Oops, Western Digital just ruined 6.5 billion gigabytes of flash storage
Expect slightly higher prices for flash memory in the near future due to a contamination of materials at two manufacturing plants.
Western Digital Corporation says it has lost 6.5 exabytes (6.5 billion gigabytes) of flash storage due to contaminated materials at two of its manufacturing plants in Japan, operated by joint-venture partner Kioxia Holdings Corporation (formerly Toshiba). That’s a lot of flash storage gone, and analysts expect that it’s going to have knock-on effects.
Lead image: Coolcaesar/Wikimedia
According to Western Digital, “certain material used in its manufacturing process” were contaminated in both its Yokkaichi and Kitakami flash fabrication facilities. Both facilities are operated by Kioxia as part of a joint venture to produce SSDs and flash memory for its Western Digital, SanDisk, SanDisk Pro (formerly G-technology), and HGST brands.
Kioxia also issued a statement providing a few more details, explaining that the incident occurred in late January and that production of its 3D flash memory was affected. It said that it “does not anticipate that shipment of its conventional 2D NAND flash memory will be affected.”
Both companies have made it clear they are working hard to minimize the impact of the issue and get manufacturing back on track.
How big of a deal is this?
According to TrendForce, a market intelligence and consultancy company based in Taipei, WDC and Kioxia combined had a market share “as high as 32.5%” in the third quarter of last year. So they are both big suppliers in the storage market.
The 6.5 damaged exabytes represent roughly 13% of the partnership’s expected output for the first quarter of this year and 3% of the expected output for the entire year. That, eh, is quite a lot of lost data.
As a result, TrendForce reckons that it will push the overall price of flash storage up by 5 to 10 percent later this year. Though, of course, that is dependent on WDC and Kioxia getting manufacturing back up and running.
What does this mean for me?
At the moment details are pretty scarce on how this is all going to affect regular consumers rather than, say, laptop manufacturers looking to bulk buy SSDs.
TrendForce had previously predicted that, despite the global chip shortage, there was going to be an oversupply of flash storage which would drive prices down. Obviously, this somewhat undoes that, but the situation doesn’t seem catastrophic.
TrendForce also suggests that the affected WDC/Kioxia factories were “primarily focused on Client SSD and eMMC” production. This gels with what I’ve been able to glean, which is that most SD cards and other storage devices seem to use 2D NAND (and other variations of flash storage not affected by the data loss).

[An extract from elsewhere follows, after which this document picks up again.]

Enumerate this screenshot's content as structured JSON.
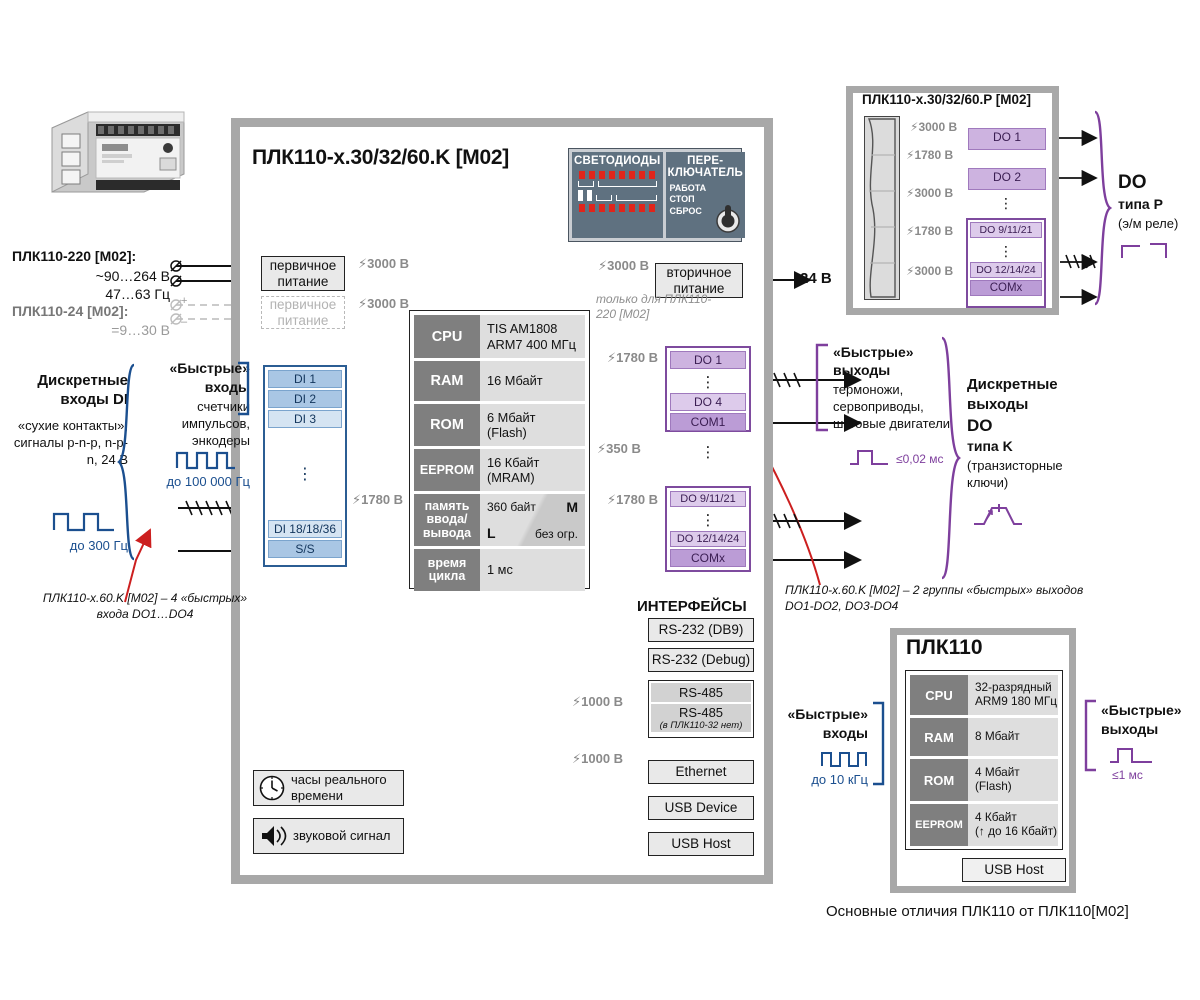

So, the big takeaway seems to be that component costs are going to go up a bit for device manufacturers. And SSDs might cost a bit more or be a bit harder to find later this year, but this isn’t nearly as big of a disaster as the ongoing chip shortage.